School districts respond to new guidelines, many ready to ditch masks and mandates
By Peter D’Auria/VTDigger and Polly Mikula
When Vermont Governor Phil Scott announced that the state would no longer recommend that students wear masks in schools after March 14, various responses poured in from school districts and communities.
Among about 50 superintendents, more than a dozen said their supervisory districts and unions had already made masking optional, or had already planned to do so.
“I feel good about (March) 14,” said David Young, superintendent of the South Burlington School District, who plans to lift his term by then. “I think the big thing here is that it’s mask optional, right?

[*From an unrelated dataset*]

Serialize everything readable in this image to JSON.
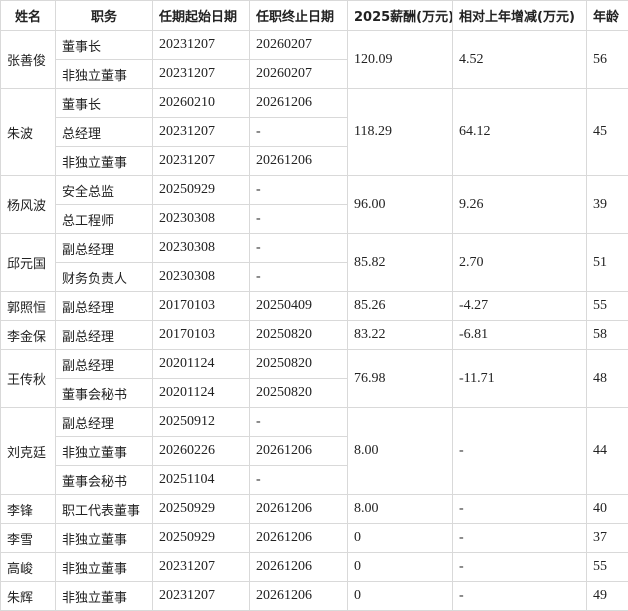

We’re not telling people they can’t wear a mask.
The school in Barre and St. Johnsbury districts had already announced plans to make masks optional on March 7.
School districts that were more suspicious of the governor’s advice took longer to decide whether to follow the recommendations immediately.
Brian Hill, acting superintendent of the Mill River Union School District, expressed some reservations about the new guidelines.
“We have to (take) steps to move from pandemic to endemic, and the numbers suggest the time for one of those steps is near – but it’s hard not to be conflicted about when. and whether it’s the right step when experts are in conflict,” Hill wrote in an email. “We try to take it all in stride and help all of our people feel valued, no matter which side of the masking debate they lean towards.”
Windsor Central Superintendent Sherry Sousa announced elementary schools in the district will transition to voluntary mask-wearing on Monday, April 4. Woodstock Middle and High School transitioned to volunteering on February 28 because they had reached the previous vaccination threshold of 80%.
“I feel like I also need to hear from my families who fear the loss of this Covid response strategy. Whether they have young children at home or vulnerable family members, there is a lot of anxiety around this decision, “she wrote in a letter to families in the district. “Mask wearing in all WCSU schools will be voluntary on April 4. We will then trade one strategy for another – wearing the mask for fresh air. Early April we can open our windows and be outside more. Waiting until then also gives families the time they need to make the change if they wish, prepare their child(ren) to voluntarily wear a mask and allow a week before the holidays for this new reality,” Sousa wrote WCSD April Break is April 11-15.
“If at any time our district is experiencing a high number of cases and the Department of Health recommends a return to mask wearing, then I will put the mask mandate back in place,” Sousa added. “We will continue to foster an inclusive environment for all students and staff so that regardless of the decision to wear a face mask or not, all feel accepted,” she assured parents.
The new state guidelines come two weeks after the federal Centers for Disease Control and Prevention relaxed their recommendations for indoor masking. The federal agency recommends that masks be worn indoors (including in schools) only in counties rated as “high” risk based on hospital numbers, capacity and cases.
Vermont, however, recommends that masks be made optional statewide — including all counties, regardless of CDC and school assessment. As of March 10, the CDC had rated only Rutland County (out of a total of 14 Vermont counties) as “high” risk.
The state is following a nationwide trend to lift mask mandates in schools — a process that has drawn criticism from some public health experts, who view the trend as politically motivated and unscientific.
“Data, not dates or politics, should guide Vermont school’s Covid-19 policy choices,” Anne Sosin, health equity research fellow at Dartmouth College, wrote on Twitter afterward. the announcement.
Education Agency spokesman Ted Fisher replied: “Conditions have reached a point where special protections in schools are no longer needed, and there is a lot of interest in ending the mandates on things like masking, which have posed challenges for some students during the pandemic,” he said.